• **Requirement**:
What is the number of lines in the data below that contain "false"? Reply with the number only.

◇ ◇ ◇

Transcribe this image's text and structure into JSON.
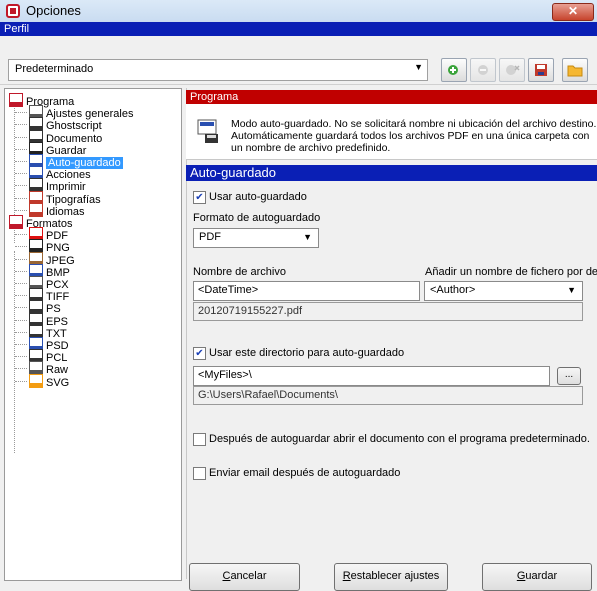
{
  "window": {
    "title": "Opciones",
    "close_label": "✕"
  },
  "profile": {
    "header_label": "Perfil",
    "selected": "Predeterminado"
  },
  "tree": {
    "items": [
      {
        "label": "Programa",
        "icon": "program-icon"
      },
      {
        "label": "Ajustes generales",
        "icon": "settings-icon"
      },
      {
        "label": "Ghostscript",
        "icon": "ghostscript-icon"
      },
      {
        "label": "Documento",
        "icon": "document-icon"
      },
      {
        "label": "Guardar",
        "icon": "save-icon"
      },
      {
        "label": "Auto-guardado",
        "icon": "autosave-icon"
      },
      {
        "label": "Acciones",
        "icon": "actions-icon"
      },
      {
        "label": "Imprimir",
        "icon": "print-icon"
      },
      {
        "label": "Tipografías",
        "icon": "fonts-icon"
      },
      {
        "label": "Idiomas",
        "icon": "languages-icon"
      },
      {
        "label": "Formatos",
        "icon": "formats-icon"
      },
      {
        "label": "PDF",
        "icon": "pdf-icon"
      },
      {
        "label": "PNG",
        "icon": "png-icon"
      },
      {
        "label": "JPEG",
        "icon": "jpeg-icon"
      },
      {
        "label": "BMP",
        "icon": "bmp-icon"
      },
      {
        "label": "PCX",
        "icon": "pcx-icon"
      },
      {
        "label": "TIFF",
        "icon": "tiff-icon"
      },
      {
        "label": "PS",
        "icon": "ps-icon"
      },
      {
        "label": "EPS",
        "icon": "eps-icon"
      },
      {
        "label": "TXT",
        "icon": "txt-icon"
      },
      {
        "label": "PSD",
        "icon": "psd-icon"
      },
      {
        "label": "PCL",
        "icon": "pcl-icon"
      },
      {
        "label": "Raw",
        "icon": "raw-icon"
      },
      {
        "label": "SVG",
        "icon": "svg-icon"
      }
    ],
    "selected": "Auto-guardado"
  },
  "section": {
    "header": "Programa",
    "description": [
      "Modo auto-guardado. No se solicitará nombre ni ubicación del archivo destino.",
      "Automáticamente guardará todos los archivos PDF en una única carpeta con",
      "un nombre de archivo predefinido."
    ],
    "panel_title": "Auto-guardado"
  },
  "form": {
    "use_autosave_label": "Usar auto-guardado",
    "use_autosave_checked": true,
    "format_label": "Formato de autoguardado",
    "format_value": "PDF",
    "filename_label": "Nombre de archivo",
    "filename_value": "<DateTime>",
    "add_name_label": "Añadir un nombre de fichero por defecto",
    "add_name_value": "<Author>",
    "filename_preview": "20120719155227.pdf",
    "use_dir_label": "Usar este directorio para auto-guardado",
    "use_dir_checked": true,
    "dir_value": "<MyFiles>\\",
    "browse_label": "...",
    "dir_preview": "G:\\Users\\Rafael\\Documents\\",
    "open_after_label": "Después de autoguardar abrir el documento con el programa predeterminado.",
    "open_after_checked": false,
    "email_after_label": "Enviar email después de autoguardado",
    "email_after_checked": false
  },
  "buttons": {
    "cancel_first": "C",
    "cancel_rest": "ancelar",
    "reset_first": "R",
    "reset_rest": "establecer ajustes",
    "save_first": "G",
    "save_rest": "uardar"
  }
}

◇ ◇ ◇

• **Answer for the task**:
2